There are a few risks of keeping contacts in for longer than they’re intended. These include, but are not limited to, the following:
Talk to your eye care professional about the best contacts for you, as well as proper use and care.
1800Contacts has a huge selection of contact lenses and award-winning 24/7 customer service.
Boyd, Kierstan. “How to Take Care of Contact Lenses.” American Academy of Ophthalmology, 4 Mar. 2021, www.aao.org/eye-health/glasses-contacts/contact-lens-care.
Center for Devices and Radiological Health. “Decorative Contact Lenses for Halloween and More.” U.S. Food and Drug Administration, FDA, www.fda.gov/medical-devices/contact-lenses/decorative-contact-lenses-halloween-and-more.
Center for Devices and Radiological Health. “Types of Contact Lenses.” U.S. Food and Drug Administration, FDA, www.fda.gov/medical-devices/contact-lenses/types-contact-lenses
“Conjunctiva.” American Academy of Ophthalmology, 28 Mar. 2016, www.aao.org/eye-health/anatomy/conjunctiva-3.
“Extended Wear of Contact Lenses - 2013.” American Academy of Ophthalmology, 21 Nov. 2016, www.aao.org/clinical-statement/extended-wear-of-contact-lenses.
“How to Put In & Take Out Your Contacts.” ACUVUE® Contact Lenses, www.acuvue.com/contact-lens-care/how-to-put-in-and-take-out-contacts.
“Schedule Your Appointment Online.” How Long Can You Safely Wear Contacts?, www.piedmont.org/living-better/how-long-can-you-safely-wear-contacts.
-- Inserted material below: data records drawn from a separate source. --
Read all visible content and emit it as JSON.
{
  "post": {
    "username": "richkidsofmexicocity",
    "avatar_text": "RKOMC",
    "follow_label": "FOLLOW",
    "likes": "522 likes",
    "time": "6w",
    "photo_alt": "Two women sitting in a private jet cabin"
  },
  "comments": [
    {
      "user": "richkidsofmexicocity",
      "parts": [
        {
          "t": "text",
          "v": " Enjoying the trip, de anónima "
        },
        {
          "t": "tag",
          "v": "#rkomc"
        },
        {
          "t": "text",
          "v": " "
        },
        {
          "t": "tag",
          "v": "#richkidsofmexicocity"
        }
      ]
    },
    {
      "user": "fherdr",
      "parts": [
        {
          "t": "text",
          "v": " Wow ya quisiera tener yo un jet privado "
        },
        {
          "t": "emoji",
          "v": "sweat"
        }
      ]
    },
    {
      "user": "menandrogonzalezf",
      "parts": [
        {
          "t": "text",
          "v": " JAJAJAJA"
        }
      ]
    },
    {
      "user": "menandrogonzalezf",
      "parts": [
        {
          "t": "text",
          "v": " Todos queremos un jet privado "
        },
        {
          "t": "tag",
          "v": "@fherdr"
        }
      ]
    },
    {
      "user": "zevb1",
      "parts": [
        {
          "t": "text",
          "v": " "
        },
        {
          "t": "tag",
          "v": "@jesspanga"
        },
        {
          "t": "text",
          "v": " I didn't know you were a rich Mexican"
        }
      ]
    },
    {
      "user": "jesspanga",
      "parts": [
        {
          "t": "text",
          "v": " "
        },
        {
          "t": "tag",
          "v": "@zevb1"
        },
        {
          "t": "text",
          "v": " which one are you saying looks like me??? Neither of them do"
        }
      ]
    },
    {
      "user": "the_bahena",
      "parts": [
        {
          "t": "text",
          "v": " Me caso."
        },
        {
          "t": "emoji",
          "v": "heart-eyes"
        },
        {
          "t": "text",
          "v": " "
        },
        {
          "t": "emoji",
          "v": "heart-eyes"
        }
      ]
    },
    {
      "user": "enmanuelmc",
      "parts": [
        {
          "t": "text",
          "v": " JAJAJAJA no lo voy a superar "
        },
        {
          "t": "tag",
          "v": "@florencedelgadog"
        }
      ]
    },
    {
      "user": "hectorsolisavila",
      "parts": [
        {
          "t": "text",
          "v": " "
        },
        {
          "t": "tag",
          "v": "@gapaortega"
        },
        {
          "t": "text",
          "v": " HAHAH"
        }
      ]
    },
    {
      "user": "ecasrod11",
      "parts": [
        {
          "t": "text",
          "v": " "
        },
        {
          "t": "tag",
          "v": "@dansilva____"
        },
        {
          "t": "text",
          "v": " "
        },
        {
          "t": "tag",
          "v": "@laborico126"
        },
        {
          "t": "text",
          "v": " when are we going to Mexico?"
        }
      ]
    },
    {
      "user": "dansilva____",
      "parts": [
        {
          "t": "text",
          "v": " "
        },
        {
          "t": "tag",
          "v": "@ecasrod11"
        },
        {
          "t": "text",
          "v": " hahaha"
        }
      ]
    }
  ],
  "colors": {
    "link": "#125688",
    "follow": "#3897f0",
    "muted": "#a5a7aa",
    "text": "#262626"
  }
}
“Types of Contact Lenses.” AOA.org, www.aoa.org/healthy-eyes/vision-and-vision-correction/types-of-contact-lenses?sso=y.